Over five years, Solnit, Wolfe and Klett interviewed local residents, took photographs and did research into the ecology of the area. In that time, historic and surprising developments in the politics and ecology of Lake Powell mean that the lake could be drained, and that Glen Canyon might breath once again.
- Various Authors — What Wildness Is This: Women Write about the Southwest
This book is actually a collection essays by dozens of women writers. In the collection, the works of seasoned, and often famous, women writers are put right next to a series of submissions by ametuer women’s writers. It’s a fabulous and novel idea that was brought to fruition by the inspiring Story Circle Network.
This collection includes classic work from Terry Tempest Williams, Joy Harjo, Gloria Anzaldua, and Barbara Kingsolver. But the real joy of reading this book is in getting a glimpse into the writing and the lives of less celebrated authors, those whose prose might not carry a whole book, but will certainly entertain and fascinate the reader.
- Frances Wisner — My Mountains: Where the River Still Runs Downhill
You may have read about the indomitable Frances Wisner in our previous blog post about the wild inhabitants of the Salmon River banks. She first came upon her remote home in the Idaho wilderness on horseback in 1940. And then she never left.
This book is a collection of her writing on life, the environment, rural living, and all kinds of other topics. In the book, Frances writes with the same grit, wit, and candor that she seemed to possess in real life (you can read a bit more about her character in this fascinating and entertaining little account).
Unfortunately, the book is out of print and very hard to find. But I know for a fact that you can get it through interlibrary loan from a few of the University libraries in Idaho!

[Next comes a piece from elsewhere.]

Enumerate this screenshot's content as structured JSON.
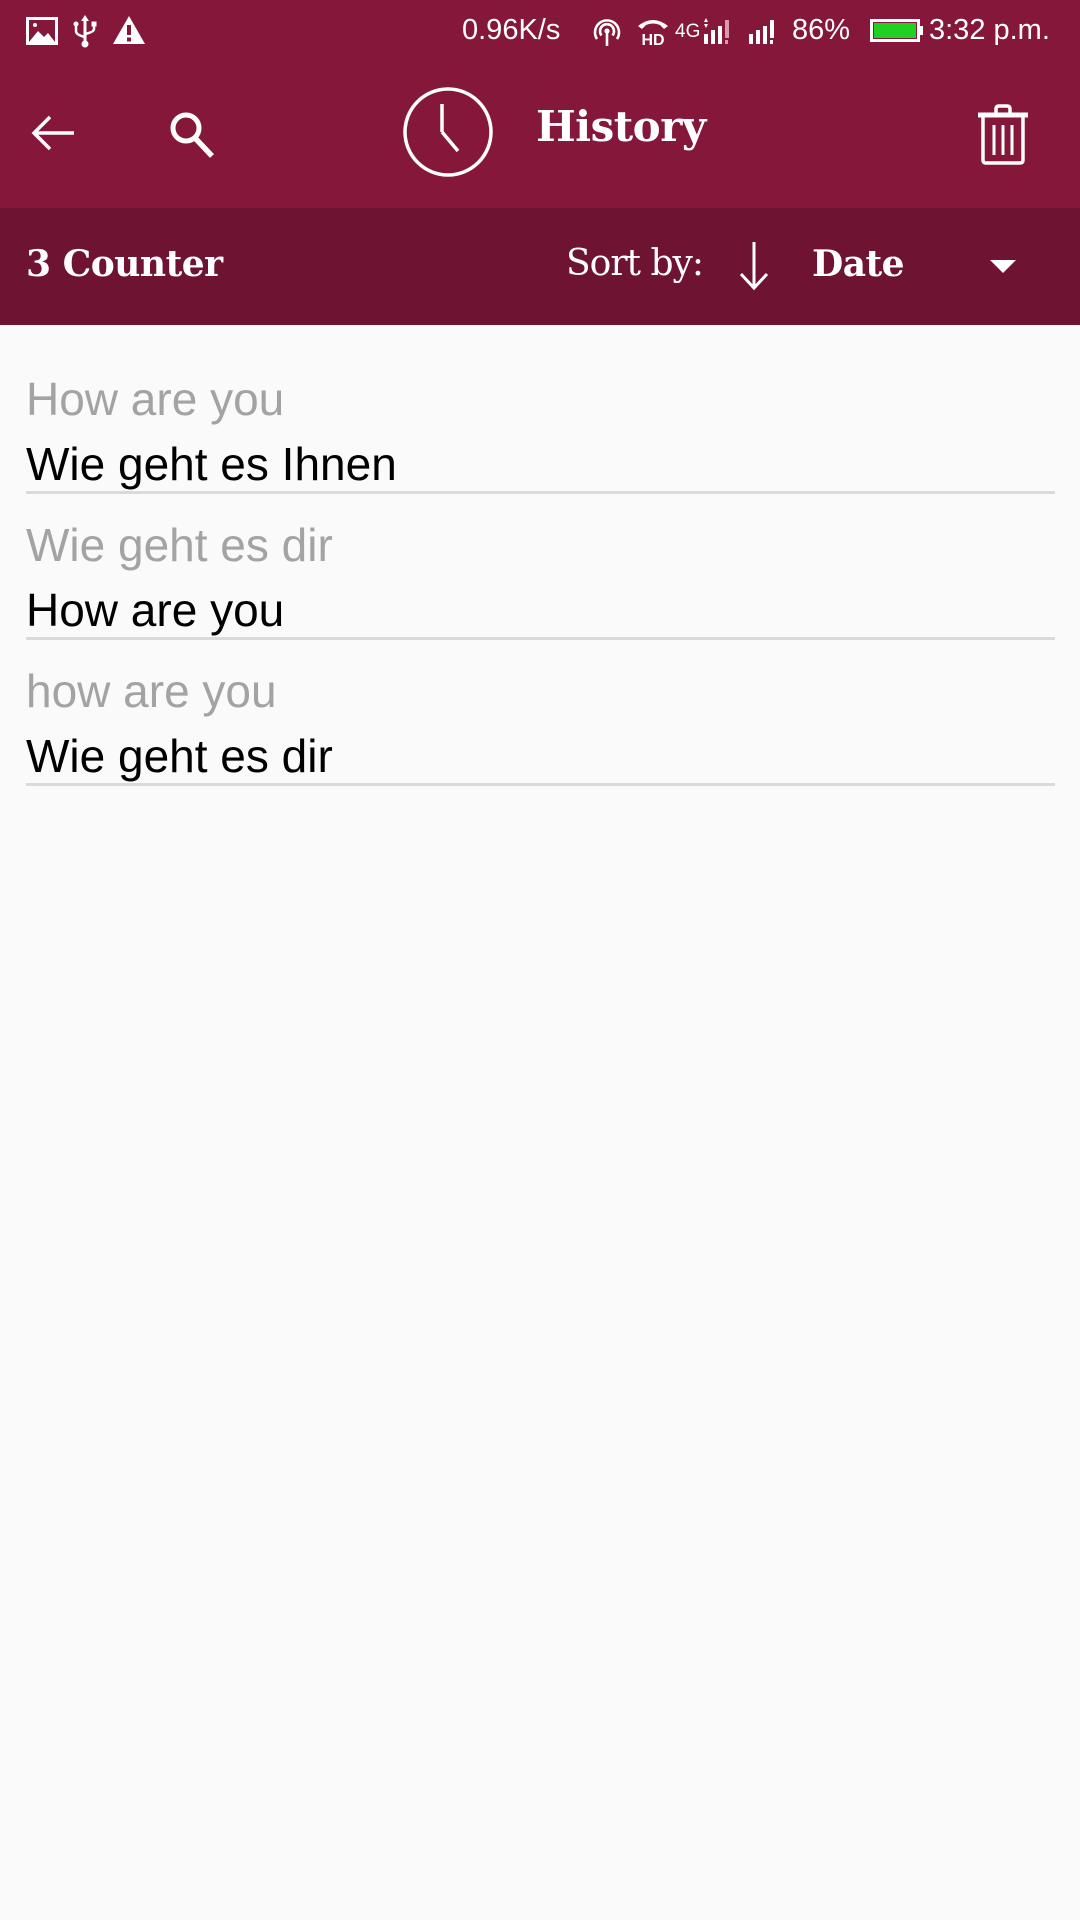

Easton Smith is a Local Wasatch Front resident and writer. He spends his time community organizing, rock-climbing and playin’ some mean banjo.